*Your task*. Each line that contains the word "label" is to be copied from the records below.

*Provided records*.
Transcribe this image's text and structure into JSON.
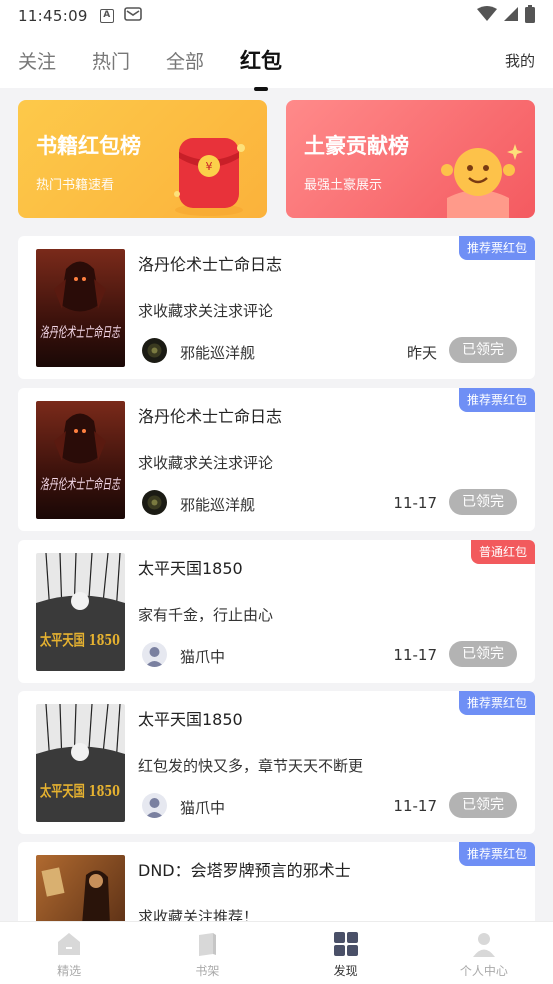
{
  "status_bar": {
    "time": "11:45:09",
    "icons": [
      "a-notification-icon",
      "mail-notification-icon",
      "wifi-icon",
      "signal-icon",
      "battery-icon"
    ]
  },
  "top_nav": {
    "tabs": [
      {
        "label": "关注",
        "active": false
      },
      {
        "label": "热门",
        "active": false
      },
      {
        "label": "全部",
        "active": false
      },
      {
        "label": "红包",
        "active": true
      }
    ],
    "mine": "我的"
  },
  "banners": [
    {
      "title": "书籍红包榜",
      "subtitle": "热门书籍速看",
      "color": "#fbb23b"
    },
    {
      "title": "土豪贡献榜",
      "subtitle": "最强土豪展示",
      "color": "#f45a60"
    }
  ],
  "cards": [
    {
      "tag": "推荐票红包",
      "tag_color": "blue",
      "title": "洛丹伦术士亡命日志",
      "desc": "求收藏求关注求评论",
      "user": "邪能巡洋舰",
      "date": "昨天",
      "status": "已领完",
      "cover": "dark"
    },
    {
      "tag": "推荐票红包",
      "tag_color": "blue",
      "title": "洛丹伦术士亡命日志",
      "desc": "求收藏求关注求评论",
      "user": "邪能巡洋舰",
      "date": "11-17",
      "status": "已领完",
      "cover": "dark"
    },
    {
      "tag": "普通红包",
      "tag_color": "red",
      "title": "太平天国1850",
      "desc": "家有千金，行止由心",
      "user": "猫爪中",
      "date": "11-17",
      "status": "已领完",
      "cover": "bw"
    },
    {
      "tag": "推荐票红包",
      "tag_color": "blue",
      "title": "太平天国1850",
      "desc": "红包发的快又多，章节天天不断更",
      "user": "猫爪中",
      "date": "11-17",
      "status": "已领完",
      "cover": "bw"
    },
    {
      "tag": "推荐票红包",
      "tag_color": "blue",
      "title": "DND：会塔罗牌预言的邪术士",
      "desc": "求收藏关注推荐！",
      "user": "",
      "date": "",
      "status": "",
      "cover": "sepia"
    }
  ],
  "cover_text": {
    "book1": "洛丹伦术士亡命日志",
    "book2": "太平天国 1850"
  },
  "bottom_nav": [
    {
      "label": "精选",
      "icon": "featured-icon",
      "active": false
    },
    {
      "label": "书架",
      "icon": "bookshelf-icon",
      "active": false
    },
    {
      "label": "发现",
      "icon": "discover-icon",
      "active": true
    },
    {
      "label": "个人中心",
      "icon": "profile-icon",
      "active": false
    }
  ],
  "colors": {
    "accent_blue": "#6f8ff5",
    "accent_red": "#f25a5d",
    "claimed_gray": "#b3b3b3"
  }
}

*Task output*.
        "label": "关注",
        "label": "热门",
        "label": "全部",
        "label": "红包",
      "label": "精选",
      "label": "书架",
      "label": "发现",
      "label": "个人中心",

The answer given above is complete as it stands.